▸ **EXERCISE GOAL**:
Could you copy exactly the line that contains "Enumerate this screenshot's" and every line after it to the end of the records, and nothing more?
◆ ◆ ◆ ◆ ◆ ◆ ◆
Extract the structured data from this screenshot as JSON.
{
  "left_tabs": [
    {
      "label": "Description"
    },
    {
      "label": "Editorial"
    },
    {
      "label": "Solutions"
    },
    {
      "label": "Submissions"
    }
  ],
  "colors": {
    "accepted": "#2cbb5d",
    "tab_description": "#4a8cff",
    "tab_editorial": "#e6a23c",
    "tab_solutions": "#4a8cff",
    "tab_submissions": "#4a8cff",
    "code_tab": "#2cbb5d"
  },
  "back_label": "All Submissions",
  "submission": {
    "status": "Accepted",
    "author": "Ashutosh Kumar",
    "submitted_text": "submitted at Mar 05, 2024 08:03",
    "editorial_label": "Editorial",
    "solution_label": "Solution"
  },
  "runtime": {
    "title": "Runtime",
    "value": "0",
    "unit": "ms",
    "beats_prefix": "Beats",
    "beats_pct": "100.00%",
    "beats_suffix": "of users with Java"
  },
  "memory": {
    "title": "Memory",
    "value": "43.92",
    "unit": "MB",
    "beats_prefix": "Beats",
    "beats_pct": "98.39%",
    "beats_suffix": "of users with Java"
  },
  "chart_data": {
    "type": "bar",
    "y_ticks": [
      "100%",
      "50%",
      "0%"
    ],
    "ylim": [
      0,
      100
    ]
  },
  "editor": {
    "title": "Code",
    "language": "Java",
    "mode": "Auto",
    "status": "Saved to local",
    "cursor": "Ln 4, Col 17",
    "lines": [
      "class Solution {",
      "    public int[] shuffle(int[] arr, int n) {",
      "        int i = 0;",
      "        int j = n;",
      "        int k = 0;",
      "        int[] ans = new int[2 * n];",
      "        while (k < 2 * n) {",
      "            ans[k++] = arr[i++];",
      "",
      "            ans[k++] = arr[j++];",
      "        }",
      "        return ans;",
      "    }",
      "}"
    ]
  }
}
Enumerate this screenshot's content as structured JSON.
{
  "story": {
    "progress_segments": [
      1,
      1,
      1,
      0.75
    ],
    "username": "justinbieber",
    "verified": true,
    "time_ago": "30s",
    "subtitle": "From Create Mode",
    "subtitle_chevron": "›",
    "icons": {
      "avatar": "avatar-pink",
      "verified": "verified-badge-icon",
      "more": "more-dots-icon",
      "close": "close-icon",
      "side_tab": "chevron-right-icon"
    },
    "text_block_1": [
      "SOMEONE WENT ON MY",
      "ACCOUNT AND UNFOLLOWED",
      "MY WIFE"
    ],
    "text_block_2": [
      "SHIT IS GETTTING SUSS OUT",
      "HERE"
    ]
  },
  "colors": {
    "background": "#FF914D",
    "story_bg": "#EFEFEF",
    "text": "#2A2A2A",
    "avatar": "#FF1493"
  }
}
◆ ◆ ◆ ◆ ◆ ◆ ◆
▸ **OUTPUT FOR THIS TASK**:
Enumerate this screenshot's content as structured JSON.
{
  "story": {
    "progress_segments": [
      1,
      1,
      1,
      0.75
    ],
    "username": "justinbieber",
    "verified": true,
    "time_ago": "30s",
    "subtitle": "From Create Mode",
    "subtitle_chevron": "›",
    "icons": {
      "avatar": "avatar-pink",
      "verified": "verified-badge-icon",
      "more": "more-dots-icon",
      "close": "close-icon",
      "side_tab": "chevron-right-icon"
    },
    "text_block_1": [
      "SOMEONE WENT ON MY",
      "ACCOUNT AND UNFOLLOWED",
      "MY WIFE"
    ],
    "text_block_2": [
      "SHIT IS GETTTING SUSS OUT",
      "HERE"
    ]
  },
  "colors": {
    "background": "#FF914D",
    "story_bg": "#EFEFEF",
    "text": "#2A2A2A",
    "avatar": "#FF1493"
  }
}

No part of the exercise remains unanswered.